=== Requirement ===
Among the lines below, copy each one in which "description" appears.

=== Material provided ===
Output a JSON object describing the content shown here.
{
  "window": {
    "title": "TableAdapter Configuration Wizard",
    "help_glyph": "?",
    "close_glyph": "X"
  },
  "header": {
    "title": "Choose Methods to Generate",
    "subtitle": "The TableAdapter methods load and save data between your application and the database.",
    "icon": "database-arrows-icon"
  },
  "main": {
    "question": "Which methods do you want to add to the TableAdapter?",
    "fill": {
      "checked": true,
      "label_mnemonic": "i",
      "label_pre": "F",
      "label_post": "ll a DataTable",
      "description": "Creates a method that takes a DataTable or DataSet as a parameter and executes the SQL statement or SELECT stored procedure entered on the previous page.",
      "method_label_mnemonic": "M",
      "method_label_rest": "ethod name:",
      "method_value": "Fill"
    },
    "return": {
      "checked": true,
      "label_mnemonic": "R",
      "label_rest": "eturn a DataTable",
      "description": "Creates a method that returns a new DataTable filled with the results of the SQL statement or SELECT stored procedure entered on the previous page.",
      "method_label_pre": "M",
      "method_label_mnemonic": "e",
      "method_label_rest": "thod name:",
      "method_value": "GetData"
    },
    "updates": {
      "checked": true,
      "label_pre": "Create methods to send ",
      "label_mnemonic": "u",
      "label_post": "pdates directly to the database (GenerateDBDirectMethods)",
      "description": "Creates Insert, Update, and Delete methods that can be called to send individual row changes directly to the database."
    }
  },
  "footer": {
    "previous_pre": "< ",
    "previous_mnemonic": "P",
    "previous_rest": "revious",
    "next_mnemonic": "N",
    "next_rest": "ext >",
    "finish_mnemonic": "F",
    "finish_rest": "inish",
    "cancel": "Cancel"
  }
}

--

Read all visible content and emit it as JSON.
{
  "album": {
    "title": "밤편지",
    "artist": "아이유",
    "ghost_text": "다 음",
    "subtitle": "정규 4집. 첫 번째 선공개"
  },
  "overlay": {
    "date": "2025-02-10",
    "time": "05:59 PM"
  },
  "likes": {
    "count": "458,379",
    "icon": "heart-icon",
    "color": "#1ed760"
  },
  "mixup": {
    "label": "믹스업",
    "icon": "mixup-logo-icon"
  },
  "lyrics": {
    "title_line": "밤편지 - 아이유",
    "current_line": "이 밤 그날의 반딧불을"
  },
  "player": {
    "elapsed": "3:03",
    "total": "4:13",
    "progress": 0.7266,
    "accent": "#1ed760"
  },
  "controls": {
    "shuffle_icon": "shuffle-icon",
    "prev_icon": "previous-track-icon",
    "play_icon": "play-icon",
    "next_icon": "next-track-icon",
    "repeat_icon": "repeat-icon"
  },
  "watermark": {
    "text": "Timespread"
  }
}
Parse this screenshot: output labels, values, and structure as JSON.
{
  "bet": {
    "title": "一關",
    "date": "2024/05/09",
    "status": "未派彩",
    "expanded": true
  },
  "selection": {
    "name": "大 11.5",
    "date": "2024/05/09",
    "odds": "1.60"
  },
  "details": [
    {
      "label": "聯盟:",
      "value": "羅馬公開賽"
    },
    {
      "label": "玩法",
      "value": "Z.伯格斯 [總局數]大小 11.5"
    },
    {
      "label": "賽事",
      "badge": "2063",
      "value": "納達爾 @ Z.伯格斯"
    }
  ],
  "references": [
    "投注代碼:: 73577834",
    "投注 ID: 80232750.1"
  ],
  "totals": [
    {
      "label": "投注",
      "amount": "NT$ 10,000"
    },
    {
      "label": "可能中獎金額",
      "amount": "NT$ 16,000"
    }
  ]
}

=== Your response ===
      "description": "Creates a method that takes a DataTable or DataSet as a parameter and executes the SQL statement or SELECT stored procedure entered on the previous page.",
      "description": "Creates a method that returns a new DataTable filled with the results of the SQL statement or SELECT stored procedure entered on the previous page.",
      "description": "Creates Insert, Update, and Delete methods that can be called to send individual row changes directly to the database."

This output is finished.